By

Brianna’s 30 things about chronic daily headache

This is a reader-submitted story.

1. I have had chronic daily headache (CDH) for __16__ years.
2. The first headache I remember is: I was younger than age ten.
3. After the headache started, it took __11 years____ [weeks/months/years] to get a diagnosis.
4. My pain level is steady/fluctuates. Level fluctuates, but the pain is always there.
5. My typical pain level ranges from: 3-8
6. In addition to pain, my symptoms include: photosensitivity, phonosensitivity, nausea, racing heartbeat, dilated pupils, insomnia.
7. Treatments I have tried include: massage, chiropractic, homotherapy, many different medications both over the counter and prescription.
8. I take __4__ medications/supplements each day for prevention and __3__ medications/supplements when the pain becomes unbearable
9. When the pain gets bad, I: go to bed, dark room, take meds, try and sleep.
10. The most frustrating part about having CDH is: not knowing if it will be a good or bad day.
11. Because of CDH, I worry about: disappointing those I love.
12. When I tell someone I have CDH, the response is usually: how do you do it?
13. When I see how little research and information exists on CDH, I feel: frustrated and sad.
14. Having CDH has affected my work/school life by: I have had to cut back my work schedule severely.
15. Having CDH has affected by family life by: My husband has had to take over and help with the daily household chores.
16. The one word that best describes my experience with CDH is: altering
17. My best coping tools are: encouragement from family and friends.
18. I find comfort in: fuzzy blankets and soft pillows!
19. I get angry when people say: not really angry, but sad: “I had a headache yesterday, not as bad as yours…” As if they diminish their own pain by comparing it with mine, when pain is such a subjective and personal thing.
20. I like it when people say: I know this is difficult for you, but I’m really happy to see you here anyway.
21. Something kind someone has done for me in relation to CDH is: my best friend is in the process of helping me put together a migraine coping kit, for when I’m not at home and it gets bad.
22. The best thing a doctor has ever said to me about CDH is: you’re not a lost cause, and we can help you feel better.
23. The hardest thing to accept about having CDH is: there is no cure right now, no medications that consistently help.
24. Having CDH has taught me: patience
25. The quotation, motto, mantra, or scripture that helps me cope with CDH is: Isaiah 33:24 – “and no resident will say “i am sick.”
26. If I could go back to the early days of my diagnosis, I would tell myself: this isn’t your fault, and hang in there.
27. The people who support me most are: My husband, my parents, and a few close friends.
28. The thing I most wish people understood about CDH is: it is always there, if I look okay it is because I have my “everything’s fine” mask on.
29. Migraine and Headache Awareness Month is important to me because: if awareness is increased, perhaps we can get more effective management tools.
30. One more thing I’d like to say about living with CDH is: I’m working on dealing with the unreasonable guilt I feel when I have to say no. I want to make everyone happy, but I can’t do that, and take care of myself at the same time. Also, I’m trying to give myself permission to make my health a priority.
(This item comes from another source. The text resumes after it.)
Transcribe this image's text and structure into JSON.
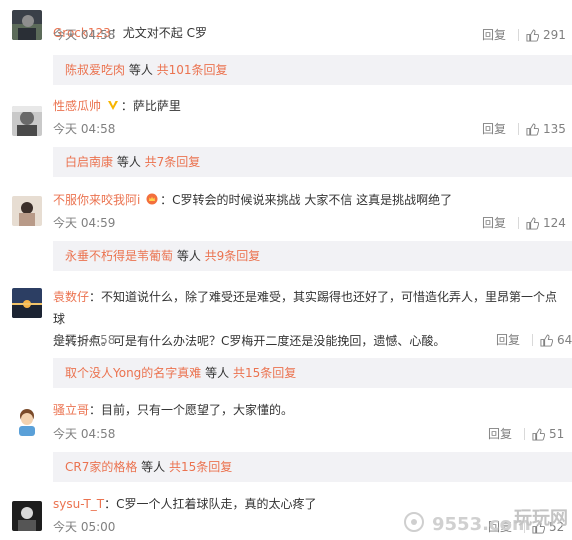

MHAMgiveawayReader-submitted stories solely represent the personal point of view, experience, and opinion of the author, not of The Daily Headache or Kerrie Smyres. Follow this link to learn how to share YOUR 30 Things about living with a headache disorder.